What is required –
Scan the entries below, and for each line that includes the word "Units", make a copy.

--- Extracted information Enclosed Below ---

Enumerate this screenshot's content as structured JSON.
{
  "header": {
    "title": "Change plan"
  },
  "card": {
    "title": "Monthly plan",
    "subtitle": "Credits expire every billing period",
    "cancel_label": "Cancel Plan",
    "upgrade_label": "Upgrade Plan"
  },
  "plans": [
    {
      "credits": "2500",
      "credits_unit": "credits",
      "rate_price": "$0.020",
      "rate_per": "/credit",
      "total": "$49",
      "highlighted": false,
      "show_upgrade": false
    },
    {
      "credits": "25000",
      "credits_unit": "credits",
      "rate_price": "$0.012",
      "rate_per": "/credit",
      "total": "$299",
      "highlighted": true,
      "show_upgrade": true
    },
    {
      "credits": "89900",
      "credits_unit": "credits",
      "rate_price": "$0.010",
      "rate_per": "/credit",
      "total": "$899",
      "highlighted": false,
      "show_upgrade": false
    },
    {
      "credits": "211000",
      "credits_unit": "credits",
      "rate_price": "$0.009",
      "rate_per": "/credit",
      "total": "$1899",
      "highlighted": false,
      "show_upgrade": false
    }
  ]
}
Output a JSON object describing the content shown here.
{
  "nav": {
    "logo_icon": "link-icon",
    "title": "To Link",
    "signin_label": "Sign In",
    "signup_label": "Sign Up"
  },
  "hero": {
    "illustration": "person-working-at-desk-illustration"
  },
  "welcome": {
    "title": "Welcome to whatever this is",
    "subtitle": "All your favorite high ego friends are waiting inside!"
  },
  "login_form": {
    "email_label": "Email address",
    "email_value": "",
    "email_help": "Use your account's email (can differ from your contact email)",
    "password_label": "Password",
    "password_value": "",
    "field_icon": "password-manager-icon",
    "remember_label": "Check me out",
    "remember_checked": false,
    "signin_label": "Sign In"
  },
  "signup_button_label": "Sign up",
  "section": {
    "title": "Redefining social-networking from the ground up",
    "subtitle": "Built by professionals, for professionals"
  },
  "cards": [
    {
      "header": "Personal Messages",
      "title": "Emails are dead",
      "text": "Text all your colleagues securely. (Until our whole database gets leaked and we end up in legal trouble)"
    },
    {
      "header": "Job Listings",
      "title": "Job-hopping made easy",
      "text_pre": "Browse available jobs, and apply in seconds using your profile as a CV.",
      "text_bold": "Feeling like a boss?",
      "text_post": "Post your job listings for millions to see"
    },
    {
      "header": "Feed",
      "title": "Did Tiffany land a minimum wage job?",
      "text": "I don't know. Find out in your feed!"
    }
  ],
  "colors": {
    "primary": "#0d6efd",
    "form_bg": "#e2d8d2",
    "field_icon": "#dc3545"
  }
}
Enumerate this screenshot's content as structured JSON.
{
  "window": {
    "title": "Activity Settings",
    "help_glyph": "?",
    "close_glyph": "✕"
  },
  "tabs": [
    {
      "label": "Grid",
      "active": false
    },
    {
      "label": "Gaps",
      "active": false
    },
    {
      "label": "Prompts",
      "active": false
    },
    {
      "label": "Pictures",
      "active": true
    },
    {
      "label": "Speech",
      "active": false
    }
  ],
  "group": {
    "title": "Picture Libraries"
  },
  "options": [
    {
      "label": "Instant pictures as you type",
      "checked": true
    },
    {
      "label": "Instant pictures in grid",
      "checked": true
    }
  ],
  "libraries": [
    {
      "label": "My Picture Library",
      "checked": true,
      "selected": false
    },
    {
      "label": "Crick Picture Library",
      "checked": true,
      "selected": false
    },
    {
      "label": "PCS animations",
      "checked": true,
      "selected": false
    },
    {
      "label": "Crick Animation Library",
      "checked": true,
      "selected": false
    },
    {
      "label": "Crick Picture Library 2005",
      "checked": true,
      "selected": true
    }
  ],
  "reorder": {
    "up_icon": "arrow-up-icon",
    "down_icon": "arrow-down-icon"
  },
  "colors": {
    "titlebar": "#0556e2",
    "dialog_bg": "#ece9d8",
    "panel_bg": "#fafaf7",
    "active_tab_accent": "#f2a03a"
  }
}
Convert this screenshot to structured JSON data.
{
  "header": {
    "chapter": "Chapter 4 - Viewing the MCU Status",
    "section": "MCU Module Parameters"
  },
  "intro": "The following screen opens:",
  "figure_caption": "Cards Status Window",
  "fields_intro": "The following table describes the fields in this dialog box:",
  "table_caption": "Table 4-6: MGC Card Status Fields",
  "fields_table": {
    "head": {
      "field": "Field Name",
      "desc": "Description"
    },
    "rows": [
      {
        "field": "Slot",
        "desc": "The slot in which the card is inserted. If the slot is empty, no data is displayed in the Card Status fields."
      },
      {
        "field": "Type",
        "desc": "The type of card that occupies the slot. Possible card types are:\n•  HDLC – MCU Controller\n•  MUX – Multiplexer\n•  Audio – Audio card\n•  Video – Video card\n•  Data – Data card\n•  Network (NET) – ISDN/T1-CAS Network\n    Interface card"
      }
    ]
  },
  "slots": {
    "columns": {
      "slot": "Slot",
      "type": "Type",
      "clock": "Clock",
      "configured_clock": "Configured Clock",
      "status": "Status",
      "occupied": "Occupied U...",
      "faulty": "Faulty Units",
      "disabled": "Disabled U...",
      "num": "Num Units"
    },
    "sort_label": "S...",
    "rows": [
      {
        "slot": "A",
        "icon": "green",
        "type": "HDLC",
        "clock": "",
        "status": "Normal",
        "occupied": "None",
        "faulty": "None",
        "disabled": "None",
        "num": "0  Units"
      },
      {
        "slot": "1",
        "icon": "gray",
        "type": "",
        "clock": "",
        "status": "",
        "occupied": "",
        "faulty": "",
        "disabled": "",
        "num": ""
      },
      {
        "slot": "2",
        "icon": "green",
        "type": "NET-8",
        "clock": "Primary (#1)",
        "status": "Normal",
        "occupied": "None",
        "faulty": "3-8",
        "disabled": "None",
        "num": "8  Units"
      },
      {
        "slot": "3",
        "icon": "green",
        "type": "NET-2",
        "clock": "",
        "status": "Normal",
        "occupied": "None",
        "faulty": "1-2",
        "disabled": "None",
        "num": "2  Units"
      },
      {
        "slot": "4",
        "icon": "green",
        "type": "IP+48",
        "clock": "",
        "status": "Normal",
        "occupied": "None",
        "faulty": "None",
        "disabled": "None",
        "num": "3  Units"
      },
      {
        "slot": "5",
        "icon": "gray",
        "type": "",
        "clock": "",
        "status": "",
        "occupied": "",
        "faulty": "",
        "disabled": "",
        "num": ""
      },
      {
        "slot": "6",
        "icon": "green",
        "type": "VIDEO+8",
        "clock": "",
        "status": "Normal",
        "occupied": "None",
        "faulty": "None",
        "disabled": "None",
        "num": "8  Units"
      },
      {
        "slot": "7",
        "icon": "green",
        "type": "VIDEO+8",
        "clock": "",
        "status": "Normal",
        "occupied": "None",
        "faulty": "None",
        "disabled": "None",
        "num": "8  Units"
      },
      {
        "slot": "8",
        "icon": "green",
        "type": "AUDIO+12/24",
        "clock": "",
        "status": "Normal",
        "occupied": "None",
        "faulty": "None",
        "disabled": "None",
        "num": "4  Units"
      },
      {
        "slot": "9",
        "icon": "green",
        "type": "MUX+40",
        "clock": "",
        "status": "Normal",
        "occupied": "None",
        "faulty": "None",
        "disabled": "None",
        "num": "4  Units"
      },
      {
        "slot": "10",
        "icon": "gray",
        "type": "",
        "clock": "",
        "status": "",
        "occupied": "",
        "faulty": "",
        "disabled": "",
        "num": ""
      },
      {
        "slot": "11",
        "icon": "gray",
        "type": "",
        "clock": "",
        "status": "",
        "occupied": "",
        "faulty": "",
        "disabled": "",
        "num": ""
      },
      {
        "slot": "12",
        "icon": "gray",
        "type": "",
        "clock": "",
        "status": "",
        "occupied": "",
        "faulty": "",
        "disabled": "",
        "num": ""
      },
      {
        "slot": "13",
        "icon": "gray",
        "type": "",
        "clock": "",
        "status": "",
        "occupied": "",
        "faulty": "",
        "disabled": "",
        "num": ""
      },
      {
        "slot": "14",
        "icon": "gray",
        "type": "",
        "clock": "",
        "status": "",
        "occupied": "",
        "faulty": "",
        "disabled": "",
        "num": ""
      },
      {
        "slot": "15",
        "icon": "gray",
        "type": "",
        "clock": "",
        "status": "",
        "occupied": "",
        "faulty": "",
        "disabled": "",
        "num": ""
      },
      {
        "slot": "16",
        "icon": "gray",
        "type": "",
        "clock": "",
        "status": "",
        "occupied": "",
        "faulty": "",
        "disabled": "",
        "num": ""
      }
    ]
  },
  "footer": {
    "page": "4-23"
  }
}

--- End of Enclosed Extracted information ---

Answer to this problem –
      "faulty": "Faulty Units",
      "num": "Num Units"
        "num": "0  Units"
        "num": "8  Units"
        "num": "2  Units"
        "num": "3  Units"
        "num": "8  Units"
        "num": "8  Units"
        "num": "4  Units"
        "num": "4  Units"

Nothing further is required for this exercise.